Assignment: Exact wording is required: give all the records again, minus the pictures.

[Records for this exercise — start]

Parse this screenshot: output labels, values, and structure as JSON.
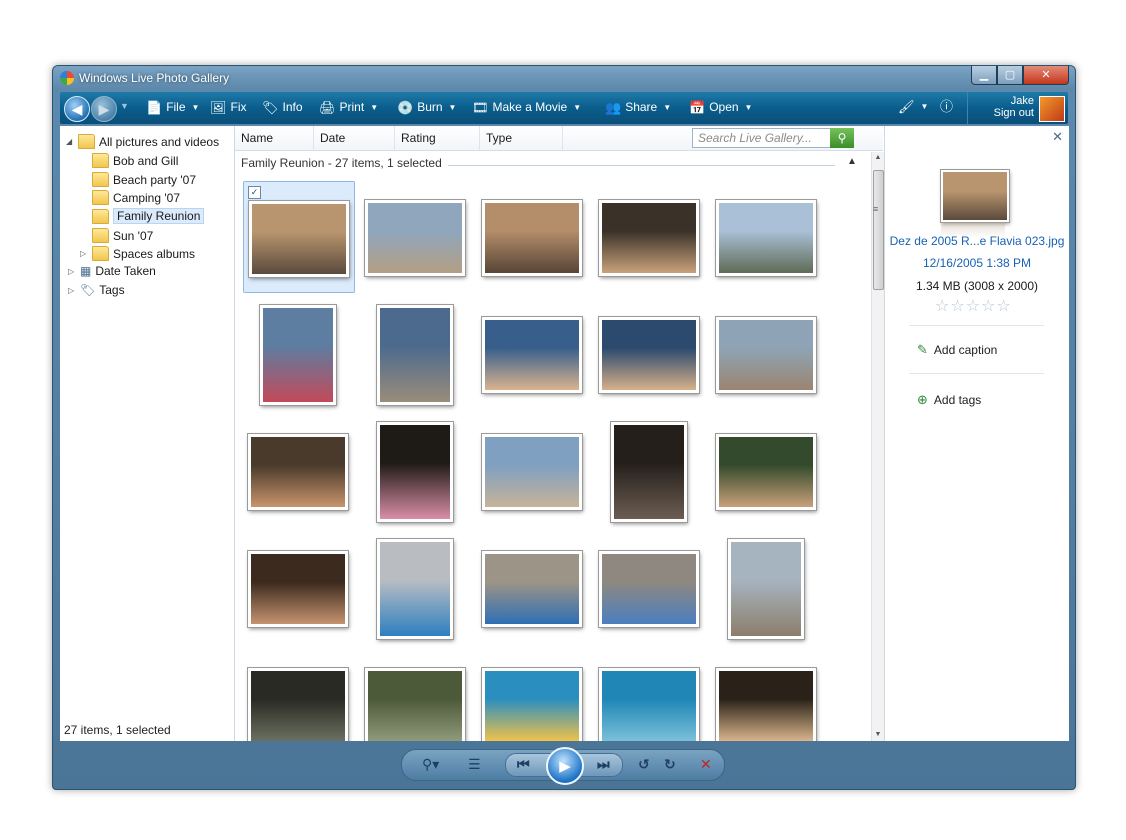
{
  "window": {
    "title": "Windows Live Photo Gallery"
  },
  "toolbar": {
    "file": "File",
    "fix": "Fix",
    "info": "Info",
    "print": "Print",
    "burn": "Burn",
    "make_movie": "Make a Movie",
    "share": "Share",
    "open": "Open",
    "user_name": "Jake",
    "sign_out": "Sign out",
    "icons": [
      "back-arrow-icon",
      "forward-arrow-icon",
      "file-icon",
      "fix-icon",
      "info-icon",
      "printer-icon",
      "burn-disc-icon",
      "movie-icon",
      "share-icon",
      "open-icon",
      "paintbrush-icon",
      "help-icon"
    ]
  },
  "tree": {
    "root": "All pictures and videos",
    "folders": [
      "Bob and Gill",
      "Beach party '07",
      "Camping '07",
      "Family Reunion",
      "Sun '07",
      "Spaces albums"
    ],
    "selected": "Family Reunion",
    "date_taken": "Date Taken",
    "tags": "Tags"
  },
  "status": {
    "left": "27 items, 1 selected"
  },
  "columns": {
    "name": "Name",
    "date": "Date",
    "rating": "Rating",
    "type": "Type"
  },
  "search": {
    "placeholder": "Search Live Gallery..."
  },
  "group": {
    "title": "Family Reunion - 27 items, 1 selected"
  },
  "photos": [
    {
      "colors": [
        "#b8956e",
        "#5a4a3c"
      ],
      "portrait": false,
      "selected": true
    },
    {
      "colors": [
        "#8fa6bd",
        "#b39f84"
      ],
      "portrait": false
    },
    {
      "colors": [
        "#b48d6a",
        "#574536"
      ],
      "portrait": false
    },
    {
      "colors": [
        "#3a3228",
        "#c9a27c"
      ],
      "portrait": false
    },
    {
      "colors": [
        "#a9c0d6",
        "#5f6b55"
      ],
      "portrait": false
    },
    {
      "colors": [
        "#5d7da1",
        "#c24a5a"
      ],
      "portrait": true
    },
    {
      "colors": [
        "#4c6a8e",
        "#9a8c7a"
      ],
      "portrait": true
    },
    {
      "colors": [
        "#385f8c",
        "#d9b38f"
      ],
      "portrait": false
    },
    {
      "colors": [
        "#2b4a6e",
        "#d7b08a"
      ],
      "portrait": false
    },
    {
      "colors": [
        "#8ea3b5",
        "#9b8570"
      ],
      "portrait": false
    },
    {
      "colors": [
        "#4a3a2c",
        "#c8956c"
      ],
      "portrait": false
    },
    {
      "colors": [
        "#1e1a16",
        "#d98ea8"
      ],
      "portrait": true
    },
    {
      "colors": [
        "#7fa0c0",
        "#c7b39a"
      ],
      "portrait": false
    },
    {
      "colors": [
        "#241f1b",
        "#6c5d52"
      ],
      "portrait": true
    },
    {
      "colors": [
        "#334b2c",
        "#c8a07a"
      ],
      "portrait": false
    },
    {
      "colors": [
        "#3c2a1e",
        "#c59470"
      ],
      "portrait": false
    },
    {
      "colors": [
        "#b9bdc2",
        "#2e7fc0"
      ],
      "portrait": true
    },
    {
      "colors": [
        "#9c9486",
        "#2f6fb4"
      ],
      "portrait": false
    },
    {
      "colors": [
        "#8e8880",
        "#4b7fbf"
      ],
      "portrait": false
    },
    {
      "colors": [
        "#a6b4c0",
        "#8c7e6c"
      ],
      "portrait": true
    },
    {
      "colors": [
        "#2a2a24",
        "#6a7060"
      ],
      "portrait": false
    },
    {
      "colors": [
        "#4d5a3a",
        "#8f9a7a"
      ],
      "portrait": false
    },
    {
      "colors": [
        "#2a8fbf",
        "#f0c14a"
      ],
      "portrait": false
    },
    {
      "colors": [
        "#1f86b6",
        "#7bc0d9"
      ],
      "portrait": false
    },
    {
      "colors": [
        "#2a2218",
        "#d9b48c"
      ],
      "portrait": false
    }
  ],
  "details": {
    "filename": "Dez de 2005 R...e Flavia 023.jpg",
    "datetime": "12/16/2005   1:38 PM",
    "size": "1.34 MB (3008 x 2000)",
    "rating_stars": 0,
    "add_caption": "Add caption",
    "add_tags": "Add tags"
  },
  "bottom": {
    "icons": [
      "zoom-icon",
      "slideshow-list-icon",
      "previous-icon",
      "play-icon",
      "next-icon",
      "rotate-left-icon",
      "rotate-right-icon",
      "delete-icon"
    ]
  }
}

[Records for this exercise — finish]

Task answer:
Parse this screenshot: output labels, values, and structure as JSON.
{
  "window": {
    "title": "Windows Live Photo Gallery"
  },
  "toolbar": {
    "file": "File",
    "fix": "Fix",
    "info": "Info",
    "print": "Print",
    "burn": "Burn",
    "make_movie": "Make a Movie",
    "share": "Share",
    "open": "Open",
    "user_name": "Jake",
    "sign_out": "Sign out",
    "icons": [
      "back-arrow-icon",
      "forward-arrow-icon",
      "file-icon",
      "fix-icon",
      "info-icon",
      "printer-icon",
      "burn-disc-icon",
      "movie-icon",
      "share-icon",
      "open-icon",
      "paintbrush-icon",
      "help-icon"
    ]
  },
  "tree": {
    "root": "All pictures and videos",
    "folders": [
      "Bob and Gill",
      "Beach party '07",
      "Camping '07",
      "Family Reunion",
      "Sun '07",
      "Spaces albums"
    ],
    "selected": "Family Reunion",
    "date_taken": "Date Taken",
    "tags": "Tags"
  },
  "status": {
    "left": "27 items, 1 selected"
  },
  "columns": {
    "name": "Name",
    "date": "Date",
    "rating": "Rating",
    "type": "Type"
  },
  "search": {
    "placeholder": "Search Live Gallery..."
  },
  "group": {
    "title": "Family Reunion - 27 items, 1 selected"
  },
  "photos": [
    {
      "colors": [
        "#b8956e",
        "#5a4a3c"
      ],
      "portrait": false,
      "selected": true
    },
    {
      "colors": [
        "#8fa6bd",
        "#b39f84"
      ],
      "portrait": false
    },
    {
      "colors": [
        "#b48d6a",
        "#574536"
      ],
      "portrait": false
    },
    {
      "colors": [
        "#3a3228",
        "#c9a27c"
      ],
      "portrait": false
    },
    {
      "colors": [
        "#a9c0d6",
        "#5f6b55"
      ],
      "portrait": false
    },
    {
      "colors": [
        "#5d7da1",
        "#c24a5a"
      ],
      "portrait": true
    },
    {
      "colors": [
        "#4c6a8e",
        "#9a8c7a"
      ],
      "portrait": true
    },
    {
      "colors": [
        "#385f8c",
        "#d9b38f"
      ],
      "portrait": false
    },
    {
      "colors": [
        "#2b4a6e",
        "#d7b08a"
      ],
      "portrait": false
    },
    {
      "colors": [
        "#8ea3b5",
        "#9b8570"
      ],
      "portrait": false
    },
    {
      "colors": [
        "#4a3a2c",
        "#c8956c"
      ],
      "portrait": false
    },
    {
      "colors": [
        "#1e1a16",
        "#d98ea8"
      ],
      "portrait": true
    },
    {
      "colors": [
        "#7fa0c0",
        "#c7b39a"
      ],
      "portrait": false
    },
    {
      "colors": [
        "#241f1b",
        "#6c5d52"
      ],
      "portrait": true
    },
    {
      "colors": [
        "#334b2c",
        "#c8a07a"
      ],
      "portrait": false
    },
    {
      "colors": [
        "#3c2a1e",
        "#c59470"
      ],
      "portrait": false
    },
    {
      "colors": [
        "#b9bdc2",
        "#2e7fc0"
      ],
      "portrait": true
    },
    {
      "colors": [
        "#9c9486",
        "#2f6fb4"
      ],
      "portrait": false
    },
    {
      "colors": [
        "#8e8880",
        "#4b7fbf"
      ],
      "portrait": false
    },
    {
      "colors": [
        "#a6b4c0",
        "#8c7e6c"
      ],
      "portrait": true
    },
    {
      "colors": [
        "#2a2a24",
        "#6a7060"
      ],
      "portrait": false
    },
    {
      "colors": [
        "#4d5a3a",
        "#8f9a7a"
      ],
      "portrait": false
    },
    {
      "colors": [
        "#2a8fbf",
        "#f0c14a"
      ],
      "portrait": false
    },
    {
      "colors": [
        "#1f86b6",
        "#7bc0d9"
      ],
      "portrait": false
    },
    {
      "colors": [
        "#2a2218",
        "#d9b48c"
      ],
      "portrait": false
    }
  ],
  "details": {
    "filename": "Dez de 2005 R...e Flavia 023.jpg",
    "datetime": "12/16/2005   1:38 PM",
    "size": "1.34 MB (3008 x 2000)",
    "rating_stars": 0,
    "add_caption": "Add caption",
    "add_tags": "Add tags"
  },
  "bottom": {
    "icons": [
      "zoom-icon",
      "slideshow-list-icon",
      "previous-icon",
      "play-icon",
      "next-icon",
      "rotate-left-icon",
      "rotate-right-icon",
      "delete-icon"
    ]
  }
}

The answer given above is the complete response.